RECORDS FOR THIS EXERCISE —
_____

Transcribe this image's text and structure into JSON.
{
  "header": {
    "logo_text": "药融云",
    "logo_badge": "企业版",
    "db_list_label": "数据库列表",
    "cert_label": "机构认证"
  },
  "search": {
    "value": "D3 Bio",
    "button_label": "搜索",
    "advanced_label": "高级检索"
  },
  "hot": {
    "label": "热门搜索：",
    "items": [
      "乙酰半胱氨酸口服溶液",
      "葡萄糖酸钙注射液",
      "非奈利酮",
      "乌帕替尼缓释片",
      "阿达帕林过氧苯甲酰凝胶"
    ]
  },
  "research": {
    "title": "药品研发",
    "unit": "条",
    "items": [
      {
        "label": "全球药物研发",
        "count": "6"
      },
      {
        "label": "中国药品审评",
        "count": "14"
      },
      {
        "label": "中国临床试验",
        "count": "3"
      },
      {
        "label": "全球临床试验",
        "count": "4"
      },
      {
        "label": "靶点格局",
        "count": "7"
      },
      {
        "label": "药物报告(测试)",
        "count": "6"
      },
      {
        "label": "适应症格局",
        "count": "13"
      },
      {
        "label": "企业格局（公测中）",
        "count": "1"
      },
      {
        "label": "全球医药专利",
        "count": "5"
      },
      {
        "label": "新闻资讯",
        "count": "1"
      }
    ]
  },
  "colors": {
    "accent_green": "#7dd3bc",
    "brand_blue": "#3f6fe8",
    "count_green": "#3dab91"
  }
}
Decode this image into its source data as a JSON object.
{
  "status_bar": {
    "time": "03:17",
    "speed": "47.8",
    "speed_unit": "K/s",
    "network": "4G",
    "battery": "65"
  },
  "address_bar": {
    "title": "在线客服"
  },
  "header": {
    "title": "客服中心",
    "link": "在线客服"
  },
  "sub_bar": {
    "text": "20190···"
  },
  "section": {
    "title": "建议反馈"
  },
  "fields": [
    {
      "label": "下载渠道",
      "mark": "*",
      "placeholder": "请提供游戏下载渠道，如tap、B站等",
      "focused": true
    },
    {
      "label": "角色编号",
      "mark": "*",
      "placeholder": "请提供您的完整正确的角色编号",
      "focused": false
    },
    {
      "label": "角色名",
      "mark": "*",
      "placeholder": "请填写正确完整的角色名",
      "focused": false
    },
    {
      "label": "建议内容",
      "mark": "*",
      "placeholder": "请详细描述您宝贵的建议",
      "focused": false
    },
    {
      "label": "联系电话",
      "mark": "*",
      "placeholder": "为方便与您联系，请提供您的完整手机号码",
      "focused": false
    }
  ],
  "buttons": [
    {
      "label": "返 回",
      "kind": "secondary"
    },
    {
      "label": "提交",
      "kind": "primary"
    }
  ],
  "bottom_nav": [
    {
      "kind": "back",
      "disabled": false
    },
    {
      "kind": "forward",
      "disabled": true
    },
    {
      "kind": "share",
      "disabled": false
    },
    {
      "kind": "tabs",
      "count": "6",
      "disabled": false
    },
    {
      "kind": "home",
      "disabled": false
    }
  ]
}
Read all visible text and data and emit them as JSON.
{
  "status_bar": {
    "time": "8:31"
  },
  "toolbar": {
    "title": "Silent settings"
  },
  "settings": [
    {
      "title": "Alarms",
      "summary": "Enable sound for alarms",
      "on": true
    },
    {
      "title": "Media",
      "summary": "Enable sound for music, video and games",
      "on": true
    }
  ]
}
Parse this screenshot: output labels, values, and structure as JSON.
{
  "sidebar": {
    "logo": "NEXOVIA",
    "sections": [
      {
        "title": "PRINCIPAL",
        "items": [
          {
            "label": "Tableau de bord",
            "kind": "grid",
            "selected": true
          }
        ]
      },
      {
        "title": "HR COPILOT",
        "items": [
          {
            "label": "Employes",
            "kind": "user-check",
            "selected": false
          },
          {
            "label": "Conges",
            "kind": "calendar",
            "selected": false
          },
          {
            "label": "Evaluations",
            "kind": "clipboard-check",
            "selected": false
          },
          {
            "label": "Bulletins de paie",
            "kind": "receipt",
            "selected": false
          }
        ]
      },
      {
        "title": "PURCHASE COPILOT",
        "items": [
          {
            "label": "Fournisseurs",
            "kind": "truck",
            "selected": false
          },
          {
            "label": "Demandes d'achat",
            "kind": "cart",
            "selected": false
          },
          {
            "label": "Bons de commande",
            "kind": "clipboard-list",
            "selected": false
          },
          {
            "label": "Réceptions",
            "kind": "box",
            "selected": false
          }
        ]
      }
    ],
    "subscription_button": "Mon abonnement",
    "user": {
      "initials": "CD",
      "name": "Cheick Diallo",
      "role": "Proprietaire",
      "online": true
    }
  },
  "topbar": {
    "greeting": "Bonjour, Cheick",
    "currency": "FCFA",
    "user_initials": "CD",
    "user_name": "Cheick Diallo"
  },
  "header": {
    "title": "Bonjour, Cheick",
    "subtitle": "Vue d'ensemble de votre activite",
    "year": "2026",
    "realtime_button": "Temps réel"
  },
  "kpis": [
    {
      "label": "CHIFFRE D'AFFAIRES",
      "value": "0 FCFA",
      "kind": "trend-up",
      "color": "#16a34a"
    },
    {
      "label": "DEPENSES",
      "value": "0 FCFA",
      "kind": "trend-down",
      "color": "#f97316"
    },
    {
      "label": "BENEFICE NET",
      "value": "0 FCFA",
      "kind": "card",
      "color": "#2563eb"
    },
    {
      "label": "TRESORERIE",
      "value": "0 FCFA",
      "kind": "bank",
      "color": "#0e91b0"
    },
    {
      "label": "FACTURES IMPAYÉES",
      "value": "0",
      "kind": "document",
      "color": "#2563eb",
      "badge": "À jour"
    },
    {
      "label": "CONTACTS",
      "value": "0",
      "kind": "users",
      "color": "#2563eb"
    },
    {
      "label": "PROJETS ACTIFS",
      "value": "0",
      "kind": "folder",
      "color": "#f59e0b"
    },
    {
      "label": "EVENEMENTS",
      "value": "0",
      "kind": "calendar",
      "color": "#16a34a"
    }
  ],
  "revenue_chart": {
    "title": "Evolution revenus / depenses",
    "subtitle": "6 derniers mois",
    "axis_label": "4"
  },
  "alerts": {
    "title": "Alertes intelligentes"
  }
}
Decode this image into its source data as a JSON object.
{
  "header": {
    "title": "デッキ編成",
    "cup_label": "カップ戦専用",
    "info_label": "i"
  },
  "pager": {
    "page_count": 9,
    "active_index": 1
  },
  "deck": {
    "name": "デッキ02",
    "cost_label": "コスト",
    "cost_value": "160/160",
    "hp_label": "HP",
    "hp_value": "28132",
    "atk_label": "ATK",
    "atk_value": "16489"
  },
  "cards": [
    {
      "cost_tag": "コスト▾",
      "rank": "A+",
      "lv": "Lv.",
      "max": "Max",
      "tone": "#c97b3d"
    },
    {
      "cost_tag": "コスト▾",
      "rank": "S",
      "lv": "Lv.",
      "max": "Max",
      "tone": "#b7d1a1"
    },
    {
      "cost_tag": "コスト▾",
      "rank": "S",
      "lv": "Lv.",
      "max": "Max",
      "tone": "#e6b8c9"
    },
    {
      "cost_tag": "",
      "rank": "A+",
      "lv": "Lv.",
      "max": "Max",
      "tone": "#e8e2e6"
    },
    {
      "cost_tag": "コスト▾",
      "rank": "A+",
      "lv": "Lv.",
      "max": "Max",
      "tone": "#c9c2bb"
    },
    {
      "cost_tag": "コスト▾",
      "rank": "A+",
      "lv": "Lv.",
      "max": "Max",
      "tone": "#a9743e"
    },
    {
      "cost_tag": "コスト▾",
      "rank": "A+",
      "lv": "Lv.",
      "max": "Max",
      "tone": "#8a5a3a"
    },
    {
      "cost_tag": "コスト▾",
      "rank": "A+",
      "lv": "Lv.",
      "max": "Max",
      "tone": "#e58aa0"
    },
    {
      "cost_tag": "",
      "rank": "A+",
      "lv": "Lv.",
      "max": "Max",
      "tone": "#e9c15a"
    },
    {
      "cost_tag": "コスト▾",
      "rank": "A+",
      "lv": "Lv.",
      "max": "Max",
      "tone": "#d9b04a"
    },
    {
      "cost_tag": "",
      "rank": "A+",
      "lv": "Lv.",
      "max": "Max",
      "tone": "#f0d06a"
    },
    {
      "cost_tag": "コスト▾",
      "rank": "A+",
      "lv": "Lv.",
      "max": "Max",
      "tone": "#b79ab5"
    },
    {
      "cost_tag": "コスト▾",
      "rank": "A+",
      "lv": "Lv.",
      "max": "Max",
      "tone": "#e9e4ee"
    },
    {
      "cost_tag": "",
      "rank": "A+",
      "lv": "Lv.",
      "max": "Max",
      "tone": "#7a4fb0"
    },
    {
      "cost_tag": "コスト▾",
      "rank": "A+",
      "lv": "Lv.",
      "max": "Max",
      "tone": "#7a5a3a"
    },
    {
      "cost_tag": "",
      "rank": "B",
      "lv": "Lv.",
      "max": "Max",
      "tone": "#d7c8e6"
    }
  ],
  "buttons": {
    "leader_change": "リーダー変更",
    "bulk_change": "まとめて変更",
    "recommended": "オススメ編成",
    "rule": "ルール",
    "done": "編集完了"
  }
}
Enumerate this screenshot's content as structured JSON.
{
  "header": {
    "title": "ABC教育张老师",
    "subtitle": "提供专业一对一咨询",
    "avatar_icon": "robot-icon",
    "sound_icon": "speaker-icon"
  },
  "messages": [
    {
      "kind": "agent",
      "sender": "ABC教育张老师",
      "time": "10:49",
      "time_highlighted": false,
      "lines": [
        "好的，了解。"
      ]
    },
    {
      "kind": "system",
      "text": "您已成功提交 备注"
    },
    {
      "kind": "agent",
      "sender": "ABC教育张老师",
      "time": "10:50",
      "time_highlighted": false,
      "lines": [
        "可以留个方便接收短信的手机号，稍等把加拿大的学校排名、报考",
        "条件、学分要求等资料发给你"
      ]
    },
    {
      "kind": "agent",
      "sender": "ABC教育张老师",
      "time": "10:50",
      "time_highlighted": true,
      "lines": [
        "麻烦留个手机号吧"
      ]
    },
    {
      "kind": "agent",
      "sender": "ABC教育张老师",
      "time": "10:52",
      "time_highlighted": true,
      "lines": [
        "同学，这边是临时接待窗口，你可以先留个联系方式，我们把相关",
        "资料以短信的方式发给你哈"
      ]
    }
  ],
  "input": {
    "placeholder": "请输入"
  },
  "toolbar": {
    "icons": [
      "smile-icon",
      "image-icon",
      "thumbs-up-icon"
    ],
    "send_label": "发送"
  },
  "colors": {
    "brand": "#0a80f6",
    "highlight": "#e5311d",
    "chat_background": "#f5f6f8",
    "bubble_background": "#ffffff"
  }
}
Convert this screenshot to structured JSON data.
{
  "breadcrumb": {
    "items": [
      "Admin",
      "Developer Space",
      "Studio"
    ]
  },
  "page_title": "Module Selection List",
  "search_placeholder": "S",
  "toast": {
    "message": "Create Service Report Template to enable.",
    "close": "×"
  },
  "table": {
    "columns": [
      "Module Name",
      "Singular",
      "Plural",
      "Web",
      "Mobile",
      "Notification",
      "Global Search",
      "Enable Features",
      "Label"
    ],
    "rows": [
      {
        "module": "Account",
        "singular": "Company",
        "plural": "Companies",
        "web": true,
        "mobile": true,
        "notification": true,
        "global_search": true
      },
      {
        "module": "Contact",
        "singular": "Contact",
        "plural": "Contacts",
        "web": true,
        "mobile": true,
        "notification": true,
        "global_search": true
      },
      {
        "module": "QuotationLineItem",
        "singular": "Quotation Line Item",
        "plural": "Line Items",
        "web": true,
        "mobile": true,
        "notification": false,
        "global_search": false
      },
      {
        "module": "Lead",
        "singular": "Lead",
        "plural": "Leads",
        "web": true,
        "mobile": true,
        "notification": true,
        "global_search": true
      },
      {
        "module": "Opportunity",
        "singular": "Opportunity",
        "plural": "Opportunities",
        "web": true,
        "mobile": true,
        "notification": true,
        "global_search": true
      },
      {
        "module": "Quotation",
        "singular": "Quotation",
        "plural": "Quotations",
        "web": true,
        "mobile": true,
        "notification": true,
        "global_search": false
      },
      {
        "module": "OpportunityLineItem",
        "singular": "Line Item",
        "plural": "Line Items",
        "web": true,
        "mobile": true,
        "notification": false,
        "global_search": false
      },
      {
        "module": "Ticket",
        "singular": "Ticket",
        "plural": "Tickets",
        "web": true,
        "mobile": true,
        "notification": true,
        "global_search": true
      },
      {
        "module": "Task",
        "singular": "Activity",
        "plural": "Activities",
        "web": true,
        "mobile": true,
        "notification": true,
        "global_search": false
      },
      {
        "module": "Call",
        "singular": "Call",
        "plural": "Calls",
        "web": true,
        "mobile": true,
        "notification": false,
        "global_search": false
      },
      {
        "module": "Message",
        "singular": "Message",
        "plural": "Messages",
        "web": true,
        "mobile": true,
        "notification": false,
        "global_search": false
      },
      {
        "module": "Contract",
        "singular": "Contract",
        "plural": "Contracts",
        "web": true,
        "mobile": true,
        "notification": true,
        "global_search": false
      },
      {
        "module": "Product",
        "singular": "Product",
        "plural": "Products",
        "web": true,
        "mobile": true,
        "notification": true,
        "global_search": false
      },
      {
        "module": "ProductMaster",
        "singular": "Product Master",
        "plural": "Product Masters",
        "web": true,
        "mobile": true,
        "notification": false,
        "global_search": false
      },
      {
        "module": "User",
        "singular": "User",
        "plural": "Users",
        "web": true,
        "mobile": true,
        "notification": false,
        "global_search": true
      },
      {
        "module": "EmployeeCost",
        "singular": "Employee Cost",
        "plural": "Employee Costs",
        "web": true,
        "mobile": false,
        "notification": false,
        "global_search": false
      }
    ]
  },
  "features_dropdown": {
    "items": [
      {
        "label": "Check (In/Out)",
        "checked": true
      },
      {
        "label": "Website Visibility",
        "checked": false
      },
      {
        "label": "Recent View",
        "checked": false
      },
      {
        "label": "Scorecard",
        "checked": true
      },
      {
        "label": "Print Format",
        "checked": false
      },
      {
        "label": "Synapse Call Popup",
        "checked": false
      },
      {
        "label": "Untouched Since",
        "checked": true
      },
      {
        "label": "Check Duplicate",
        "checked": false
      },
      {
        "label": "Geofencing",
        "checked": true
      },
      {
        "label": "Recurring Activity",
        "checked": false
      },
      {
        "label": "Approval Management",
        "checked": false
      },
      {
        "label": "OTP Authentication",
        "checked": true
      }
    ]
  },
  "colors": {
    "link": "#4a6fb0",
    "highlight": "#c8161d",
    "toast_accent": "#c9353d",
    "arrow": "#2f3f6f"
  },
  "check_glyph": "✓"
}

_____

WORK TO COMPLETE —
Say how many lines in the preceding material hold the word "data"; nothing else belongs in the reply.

ANSWER TO THIS TASK —
4